To attract workers to the mill, the company built houses, each with two front doors, four rooms with 10-foot ceilings, a hip roof, and a central chimney serving a corner fireplace in each room. The houses could accommodate one or two families, and rented for 25 cents per room monthly. Soon, two other home styles were added to the village, along with a school for the mill workers’ children. By 1907, the village was incorporated as the town of Royall Mills, predating the incorporation of the town of Wake Forest by two years. Many local families were attracted to mill life, looking to escape share-crop farming. The mill also offered employment for many women to help support their families. Several workers were widows looking for a way to raise their children at a time when work outside the home for women with limited education was difficult to find. In addition to housing, the mill company offered a commissary where workers could buy groceries, clothing, and just about anything else a family needed at the time. Hours were long and work was hard, but these jobs provided a much-improved lifestyle for many from the poor rural areas surrounding the relatively affluent college town. But not all of the workers were locals – the mill also attracted laborers from other depressed areas of North Carolina and southern Virginia.
Life in the mill village was often referred to as that of a large close-knit family. Families looked after each other’s children, and after one another. Mrs. Joyce Alford Davis, whose parents and grandparents were mill workers, was born in the Town of Royall Mills. She describes her early years as happy ones, when family meant everything. Mrs. Davis grew up, got married, and eventually moved to one of those stately homes on North Main Street directly across the street from those of the original mill owners, the Royalls and the Powells.

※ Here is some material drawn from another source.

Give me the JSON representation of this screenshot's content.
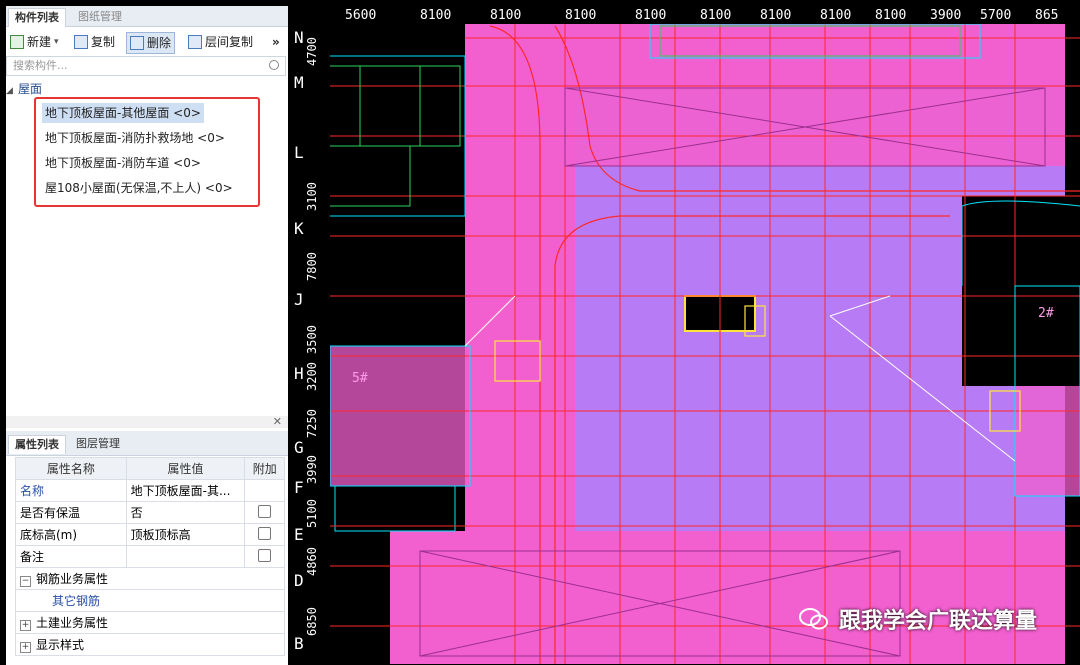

While life in Royall Mills was tranquil, trouble did pay a visit. In the spring of 1951, a group of “outsiders” came to the village and made efforts to unionize the mill workers. Friends and even family members took opposite sides. In late April, while a cook-out to support striking workers was taking place on the grounds near the commissary, a shooting broke the peaceful night air. Several community members were injured by gun shots coming from a gunman (or gunmen) from an upper story of the mill building. Many families took their children and left Royall Mill. Fortunately, peace soon returned to the community.
After changing ownership several times, Royall Mill finally closed in April, 1976. Eventually the houses were sold, many to families who had lived there for generations. Today, the village – now long a part of the Town of Wake Forest – is one of the town’s National Register Historic Districts. Houses now privately owned have been remodeled. The villages two churches, the Church of God and Glenn Royall Baptist, still thrive and remain home to many families with ties to Royall Mill.
Next time you are taking a drive out North Main Street in Wake Forest, make a left turn onto Cedar Street or Oak Street and discover the Mill Village. You will surely agree that it’s a hidden gem.
Executive director of the Wake Forest Historical Museum & Wake Forest College Birthplace.